Interdisciplinary artist Clark Lunberry will talk about creating site-specific poetry installations and introduce a new work for the UGA campus. Lunberry is a Professor of English at the University of North Florida and the author of Sites of Performance: Of Time and Memory (Anthem Press 2014) and Writing on Water | Writing on Air (University of North Florida 2016). His large-scale poems placed on water and windows include recent installations in Oxford, England; Paris, France; Toronto, Canada; Tokyo and Hiroshima, Japan; and Stanford University.
As part of the SEC Faculty Exchange grant, Lucas Niiler (Director, First Year Writing Program, University of Alabama) and his team are coming to the department to observe our program and exchange thoughts about ePortfolios, curriculum, teacher training, and the rest. The FYC administrative team (Drs. Desmet, Miller, and Steger) will go to Tuscaloosa in November for a return site visit.
"Who's Saving Whom? Postcolonial Feminism, Feminist Postcoloniality," Claire Chambers, Senior Lecturer, University of York
NEW DATE due to Hurricane Irma school cancellations
Professor Looser (Professor of English, Arizona State University) has authored or edited numerous books on women's writing, including Women Writers and Old Age in Great Britain, 1750-1850 (Johns Hopkins University Press, 2008), British Women Writers and the Writing of History, 1670-1820 (Johns Hopkins University Press, 2005), and Jane Austen and the Discourses of Feminism (Palgrave, 1995).

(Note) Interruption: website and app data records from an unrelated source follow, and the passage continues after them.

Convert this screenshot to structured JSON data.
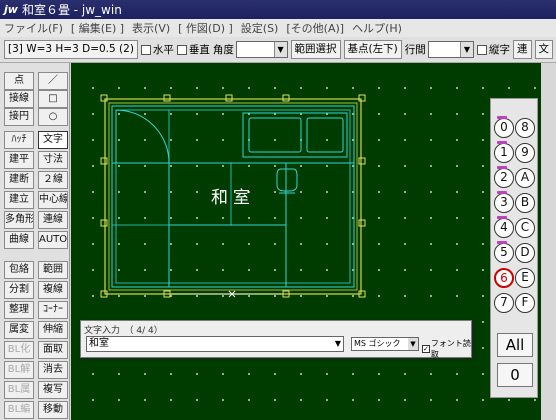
{
  "window": {
    "title": "和室６畳 - jw_win",
    "logo": "jw"
  },
  "menu": [
    {
      "label": "ファイル(F)",
      "disabled": false
    },
    {
      "label": "[ 編集(E) ]",
      "disabled": false
    },
    {
      "label": "表示(V)",
      "disabled": false
    },
    {
      "label": "[ 作図(D) ]",
      "disabled": false
    },
    {
      "label": "設定(S)",
      "disabled": false
    },
    {
      "label": "[その他(A)]",
      "disabled": false
    },
    {
      "label": "ヘルプ(H)",
      "disabled": false
    }
  ],
  "toolbar": {
    "layer_info": "[3]  W=3 H=3 D=0.5 (2)",
    "horizontal": "水平",
    "vertical": "垂直",
    "angle": "角度",
    "range_select": "範囲選択",
    "base_point": "基点(左下)",
    "line_spacing": "行間",
    "vertical_text": "縦字",
    "continuous": "連",
    "text": "文"
  },
  "left_tools": [
    [
      "点",
      "／"
    ],
    [
      "接線",
      "□"
    ],
    [
      "接円",
      "○"
    ],
    [
      "ﾊｯﾁ",
      "文字"
    ],
    [
      "建平",
      "寸法"
    ],
    [
      "建断",
      "２線"
    ],
    [
      "建立",
      "中心線"
    ],
    [
      "多角形",
      "連線"
    ],
    [
      "曲線",
      "AUTO"
    ],
    [
      "包絡",
      "範囲"
    ],
    [
      "分割",
      "複線"
    ],
    [
      "整理",
      "ｺｰﾅｰ"
    ],
    [
      "属変",
      "伸縮"
    ],
    [
      "BL化",
      "面取"
    ],
    [
      "BL解",
      "消去"
    ],
    [
      "BL属",
      "複写"
    ],
    [
      "BL編",
      "移動"
    ]
  ],
  "canvas": {
    "room_label": "和室"
  },
  "right_panel": {
    "left_circles": [
      "0",
      "1",
      "2",
      "3",
      "4",
      "5",
      "6",
      "7"
    ],
    "right_circles": [
      "8",
      "9",
      "A",
      "B",
      "C",
      "D",
      "E",
      "F"
    ],
    "all_label": "All",
    "zero_label": "0",
    "active_color": "#cc0000"
  },
  "text_dialog": {
    "title": "文字入力　（ 4/ 4）",
    "value": "和室",
    "font": "MS ゴシック",
    "font_read_label": "フォント読取"
  }
}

The Digital Humanities Colloquium has invited Professor Thomas Herron as its April speaker to talk about his project "Centering Spenser" and the use of mapping and rich markup techniques to create a virtual version of the ruined Kilcolman Castle in Ireland.

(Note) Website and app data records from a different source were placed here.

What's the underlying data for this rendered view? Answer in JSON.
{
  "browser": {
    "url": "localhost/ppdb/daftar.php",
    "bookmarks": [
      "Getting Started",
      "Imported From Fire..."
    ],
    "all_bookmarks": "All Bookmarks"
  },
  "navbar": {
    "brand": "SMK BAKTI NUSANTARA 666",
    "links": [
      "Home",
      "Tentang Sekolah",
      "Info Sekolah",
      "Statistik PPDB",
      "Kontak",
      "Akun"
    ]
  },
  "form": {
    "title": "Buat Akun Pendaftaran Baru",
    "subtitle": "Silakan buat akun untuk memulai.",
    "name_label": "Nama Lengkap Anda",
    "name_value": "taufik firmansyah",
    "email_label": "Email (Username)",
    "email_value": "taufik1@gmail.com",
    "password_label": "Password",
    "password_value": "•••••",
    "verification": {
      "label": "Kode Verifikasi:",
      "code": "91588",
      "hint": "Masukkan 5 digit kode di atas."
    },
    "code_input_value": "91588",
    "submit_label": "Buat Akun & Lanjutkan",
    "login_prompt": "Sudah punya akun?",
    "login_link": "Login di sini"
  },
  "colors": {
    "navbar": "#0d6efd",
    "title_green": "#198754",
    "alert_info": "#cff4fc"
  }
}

You can receive further information from Sujata Iyengar (firstname.lastname@example.org) or Emily McGinn (email@example.com), or visit the project website at http://core.ecu.edu/umc/Munster/.

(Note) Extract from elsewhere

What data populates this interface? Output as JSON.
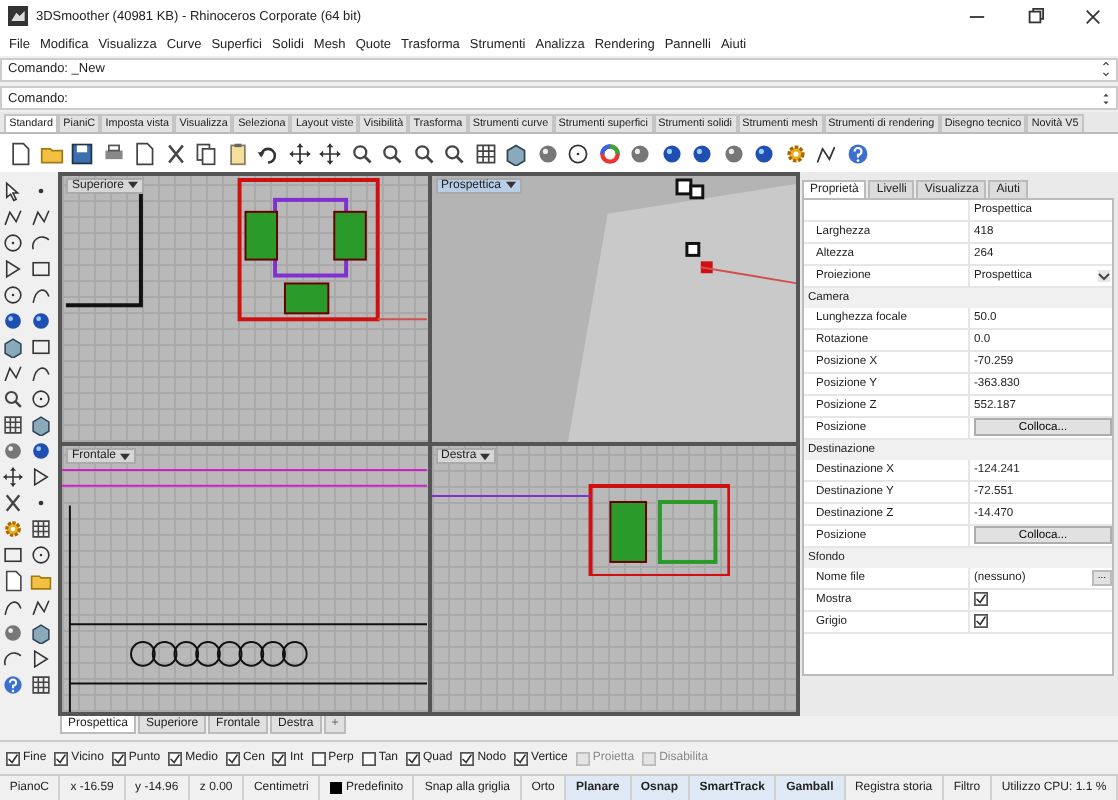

Lara Dodds, Associate Professor of English at Mississippi State University, will give a talk entitled " "The Fall and its Counterplots in Early Modern Science Fiction and Milton's Paradise Lost."
Plenary talk for the UGA Symposium on the Book
Please join us for a Joint Seminar of the Georgia Colloquium in Eighteenth & Nineteenth-Century British Literature and The Interdisciplinary Modernism/s Workshop, with James Chandler, Willson Center Distinguished Lecturer. We will pre-circulate Professor Chandler's paper; those interested in receiving access to the paper, please contact Alex Edwards at firstname.lastname@example.org.
Friday, March 17, 2016. 3:30pm-5:00pm. Russell Special Collections Building, Room 285
As with the weather, everyone talks about how bad academic writing is, but no one does anything about it. So much of graduate education is focused on mastering content that there’s little time to think about sentences, about how to craft a narrative that entertains as it enlightens, about how to keep the reader engaged—or even acknowledge the wacky notion that if you want to be read, you need to think about the reader.
In this workshop, Rachel Toor will describe the components of a book proposal, which are simple and straight-forward. But a good book proposal is an act of seduction and you ignore the experience of the reader at your own peril. Based on her years working as a book editor and an author who has sold six books on proposal, Rachel Toor will offer some strategies for success. Participants are encouraged to come with an idea for a book, a draft of a proposal, or even a complete manuscript, and together we will work through each section.